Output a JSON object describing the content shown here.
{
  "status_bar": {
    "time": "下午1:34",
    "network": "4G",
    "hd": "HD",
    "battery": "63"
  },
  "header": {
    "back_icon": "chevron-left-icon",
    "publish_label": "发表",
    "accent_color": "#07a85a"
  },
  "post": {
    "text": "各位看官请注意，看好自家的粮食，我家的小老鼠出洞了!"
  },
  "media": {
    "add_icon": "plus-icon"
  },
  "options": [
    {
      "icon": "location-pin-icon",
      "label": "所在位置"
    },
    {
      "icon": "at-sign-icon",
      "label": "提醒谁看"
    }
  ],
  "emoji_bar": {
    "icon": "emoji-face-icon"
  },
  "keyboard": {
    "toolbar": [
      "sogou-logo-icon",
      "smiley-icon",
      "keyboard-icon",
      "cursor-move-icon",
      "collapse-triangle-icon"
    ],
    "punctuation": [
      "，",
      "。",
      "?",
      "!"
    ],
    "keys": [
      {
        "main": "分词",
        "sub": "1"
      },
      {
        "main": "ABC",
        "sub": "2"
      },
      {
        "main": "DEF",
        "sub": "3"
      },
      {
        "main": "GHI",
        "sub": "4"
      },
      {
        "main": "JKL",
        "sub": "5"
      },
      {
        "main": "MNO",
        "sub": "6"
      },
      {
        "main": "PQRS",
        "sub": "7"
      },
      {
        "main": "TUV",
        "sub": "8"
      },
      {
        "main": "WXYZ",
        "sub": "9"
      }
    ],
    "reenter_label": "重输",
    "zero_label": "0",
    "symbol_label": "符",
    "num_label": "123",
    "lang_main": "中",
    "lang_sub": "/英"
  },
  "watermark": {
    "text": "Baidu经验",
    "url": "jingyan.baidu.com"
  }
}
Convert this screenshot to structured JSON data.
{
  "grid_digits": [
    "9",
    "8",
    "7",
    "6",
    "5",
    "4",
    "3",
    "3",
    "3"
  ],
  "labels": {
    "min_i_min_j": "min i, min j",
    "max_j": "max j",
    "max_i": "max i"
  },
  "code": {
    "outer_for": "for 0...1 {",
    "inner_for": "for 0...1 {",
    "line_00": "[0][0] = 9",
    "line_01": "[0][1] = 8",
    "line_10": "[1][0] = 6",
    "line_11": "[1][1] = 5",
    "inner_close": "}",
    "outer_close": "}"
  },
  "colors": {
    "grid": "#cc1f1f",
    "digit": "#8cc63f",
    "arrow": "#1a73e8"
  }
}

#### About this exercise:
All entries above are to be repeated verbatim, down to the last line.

#### Expected answer:
Output a JSON object describing the content shown here.
{
  "status_bar": {
    "time": "下午1:34",
    "network": "4G",
    "hd": "HD",
    "battery": "63"
  },
  "header": {
    "back_icon": "chevron-left-icon",
    "publish_label": "发表",
    "accent_color": "#07a85a"
  },
  "post": {
    "text": "各位看官请注意，看好自家的粮食，我家的小老鼠出洞了!"
  },
  "media": {
    "add_icon": "plus-icon"
  },
  "options": [
    {
      "icon": "location-pin-icon",
      "label": "所在位置"
    },
    {
      "icon": "at-sign-icon",
      "label": "提醒谁看"
    }
  ],
  "emoji_bar": {
    "icon": "emoji-face-icon"
  },
  "keyboard": {
    "toolbar": [
      "sogou-logo-icon",
      "smiley-icon",
      "keyboard-icon",
      "cursor-move-icon",
      "collapse-triangle-icon"
    ],
    "punctuation": [
      "，",
      "。",
      "?",
      "!"
    ],
    "keys": [
      {
        "main": "分词",
        "sub": "1"
      },
      {
        "main": "ABC",
        "sub": "2"
      },
      {
        "main": "DEF",
        "sub": "3"
      },
      {
        "main": "GHI",
        "sub": "4"
      },
      {
        "main": "JKL",
        "sub": "5"
      },
      {
        "main": "MNO",
        "sub": "6"
      },
      {
        "main": "PQRS",
        "sub": "7"
      },
      {
        "main": "TUV",
        "sub": "8"
      },
      {
        "main": "WXYZ",
        "sub": "9"
      }
    ],
    "reenter_label": "重输",
    "zero_label": "0",
    "symbol_label": "符",
    "num_label": "123",
    "lang_main": "中",
    "lang_sub": "/英"
  },
  "watermark": {
    "text": "Baidu经验",
    "url": "jingyan.baidu.com"
  }
}
Convert this screenshot to structured JSON data.
{
  "grid_digits": [
    "9",
    "8",
    "7",
    "6",
    "5",
    "4",
    "3",
    "3",
    "3"
  ],
  "labels": {
    "min_i_min_j": "min i, min j",
    "max_j": "max j",
    "max_i": "max i"
  },
  "code": {
    "outer_for": "for 0...1 {",
    "inner_for": "for 0...1 {",
    "line_00": "[0][0] = 9",
    "line_01": "[0][1] = 8",
    "line_10": "[1][0] = 6",
    "line_11": "[1][1] = 5",
    "inner_close": "}",
    "outer_close": "}"
  },
  "colors": {
    "grid": "#cc1f1f",
    "digit": "#8cc63f",
    "arrow": "#1a73e8"
  }
}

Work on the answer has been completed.